addresses of the process can be different. For an accurate
representation of the addresses, attach to a running process
instead of starting the process in gdb.
Since you cannot debug the vulnerable programs directly (as it
runs remotely), you might want to run a local version of the
vulnerable program and try to exploit it first.
Calling conventions are not always strictly
followed. Sometimes, your mental model may differ from the
actual code being executed. In addition to debugging, reverse
engineering gives you insight about how the program actually
executes in gory details. There are many powerful RE tools out
there but you may want to try Ghidra first (it's
free!). You may also want to check out IDA, Radare2 or Binary Ninja (they have a
freely accessible cloud version).
The flag is stored in the file /flag.
The third application (for extra credit): lazy_panel
lazy_panel requires you to first
crack/bypass/guess-your-way-through a poor password
check. Only then can you exploit a buffer overflow.
For this application, we have disabled stack
canaries. However, we have enabled data execution protection
(DEP). Thus, you can no longer just inject shellcode into the
buffer on the stack and jump there. Instead, you have to
launch your exploit using return-oriented programming
(ROP). Adopting rop'ing tools like angrop
will definitely make your life easier.
This time, you will have to reverse engineer the binary to
understand the program logic. Also remember that different

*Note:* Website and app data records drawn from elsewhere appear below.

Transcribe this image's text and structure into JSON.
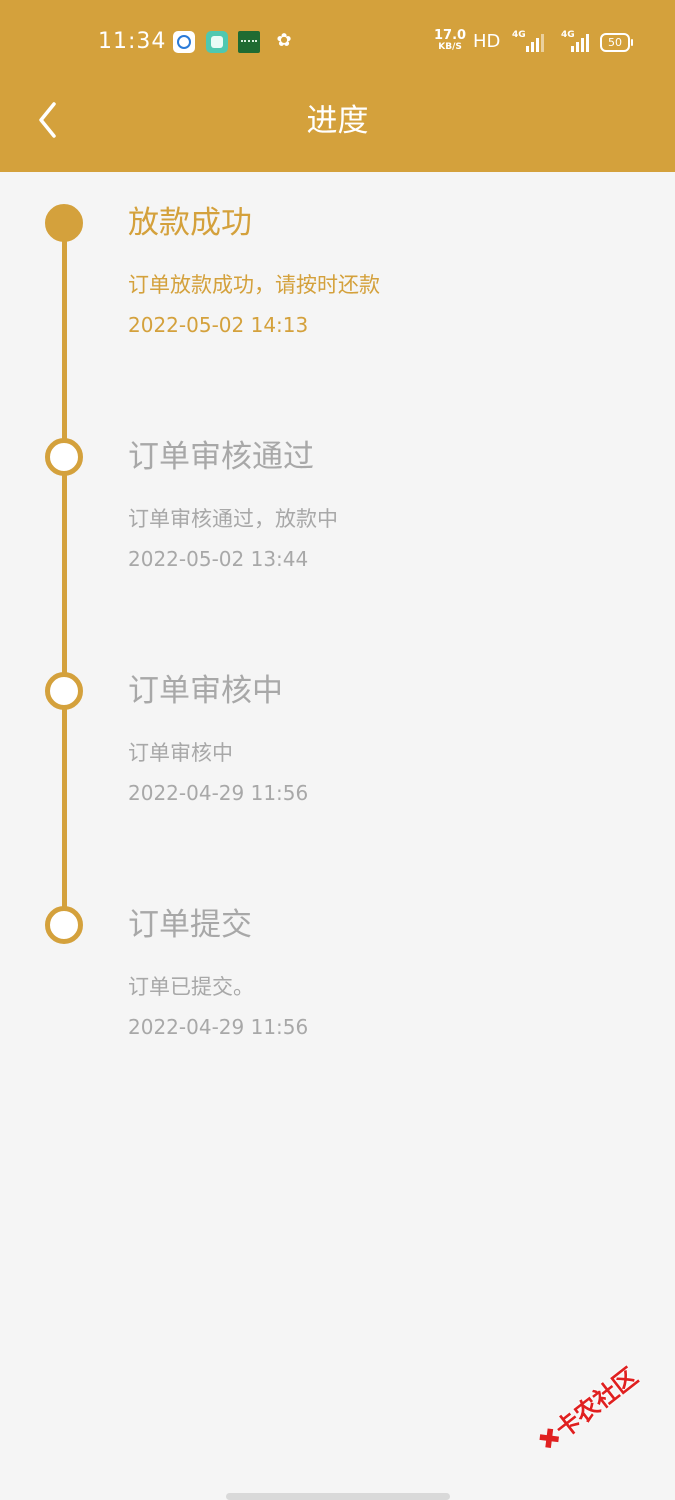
{
  "status_bar": {
    "time": "11:34",
    "net_speed": "17.0",
    "net_speed_unit": "KB/S",
    "hd_label": "HD",
    "signal_1": "4G",
    "signal_2": "4G",
    "battery": "50",
    "icons": [
      "qq-browser-icon",
      "chat-app-icon",
      "bank-app-icon",
      "squirrel-app-icon"
    ]
  },
  "header": {
    "back_icon": "chevron-left-icon",
    "title": "进度"
  },
  "colors": {
    "accent": "#d4a13c",
    "inactive_text": "#a8a8a8",
    "background": "#f5f5f5"
  },
  "timeline": [
    {
      "title": "放款成功",
      "desc": "订单放款成功，请按时还款",
      "time": "2022-05-02 14:13",
      "active": true
    },
    {
      "title": "订单审核通过",
      "desc": "订单审核通过，放款中",
      "time": "2022-05-02 13:44",
      "active": false
    },
    {
      "title": "订单审核中",
      "desc": "订单审核中",
      "time": "2022-04-29 11:56",
      "active": false
    },
    {
      "title": "订单提交",
      "desc": "订单已提交。",
      "time": "2022-04-29 11:56",
      "active": false
    }
  ],
  "watermark": {
    "text": "卡农社区"
  }
}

from the former applications, this application is compiled to
The flag is stored in the file /flag.
Well... no more hints. Good luck!